The European Union is planning new legislation aimed at curbing the worst harms associated with artificial intelligence.

Uber Autonomous Vehicles parked in a lot
Uber Autonomous Vehicles parked in a lot

It will soon be easy for self-driving cars to hide in plain sight. We shouldn’t let them.

If they ever hit our roads for real, other drivers need to know exactly what they are.

supermassive black hole at center of Milky Way
supermassive black hole at center of Milky Way

This is the first image of the black hole at the center of our galaxy

The stunning image was made possible by linking eight existing radio observatories across the globe.

transplant surgery
transplant surgery

The gene-edited pig heart given to a dying patient was infected with a pig virus

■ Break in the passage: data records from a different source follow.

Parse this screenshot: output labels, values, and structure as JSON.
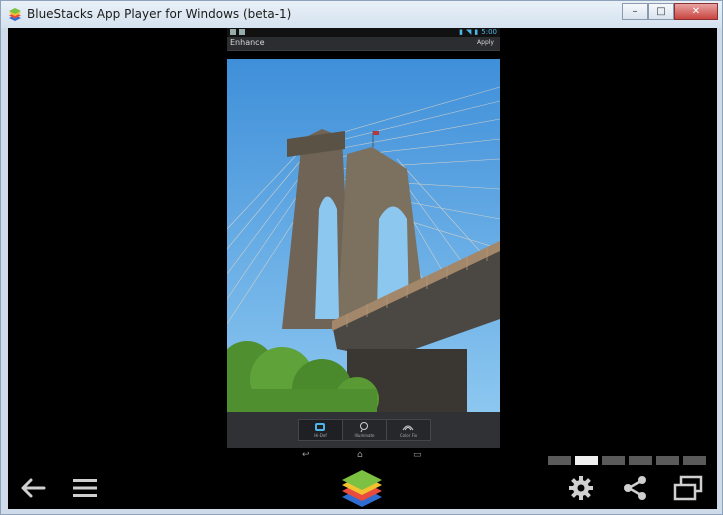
{
  "window": {
    "title": "BlueStacks App Player for Windows (beta-1)",
    "controls": [
      "minimize",
      "maximize",
      "close"
    ]
  },
  "android": {
    "status": {
      "time": "5:00"
    },
    "action_bar": {
      "title": "Enhance",
      "apply_label": "Apply"
    },
    "tools": [
      {
        "label": "Hi-Def",
        "icon": "hi-def-icon",
        "active": true
      },
      {
        "label": "Illuminate",
        "icon": "illuminate-icon",
        "active": false
      },
      {
        "label": "Color Fix",
        "icon": "color-fix-icon",
        "active": false
      }
    ],
    "nav": [
      "back-icon",
      "home-icon",
      "recents-icon"
    ]
  },
  "bluestacks": {
    "pager": {
      "count": 6,
      "active_index": 1
    },
    "bottom_icons": [
      "back-arrow-icon",
      "menu-icon",
      "bluestacks-logo",
      "settings-gear-icon",
      "share-icon",
      "fullscreen-icon"
    ]
  },
  "colors": {
    "accent": "#4db6e6",
    "toolbar": "#2f3135"
  }
}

The first transplant of a genetically-modified pig heart into a human may have ended prematurely because of a well-known—and avoidable—risk.

Stay connected

Illustration by Rose WongIllustration by Rose Wong

Get the latest updates from
MIT Technology Review

Discover special offers, top stories, upcoming events, and more.

Thank you for submitting your email!

Explore more newsletters

It looks like something went wrong.

We’re having trouble saving your preferences. Try refreshing this page and updating them one more time. If you continue to get this message, reach out to us at customer-service@technologyreview.com with a list of newsletters you’d like to receive.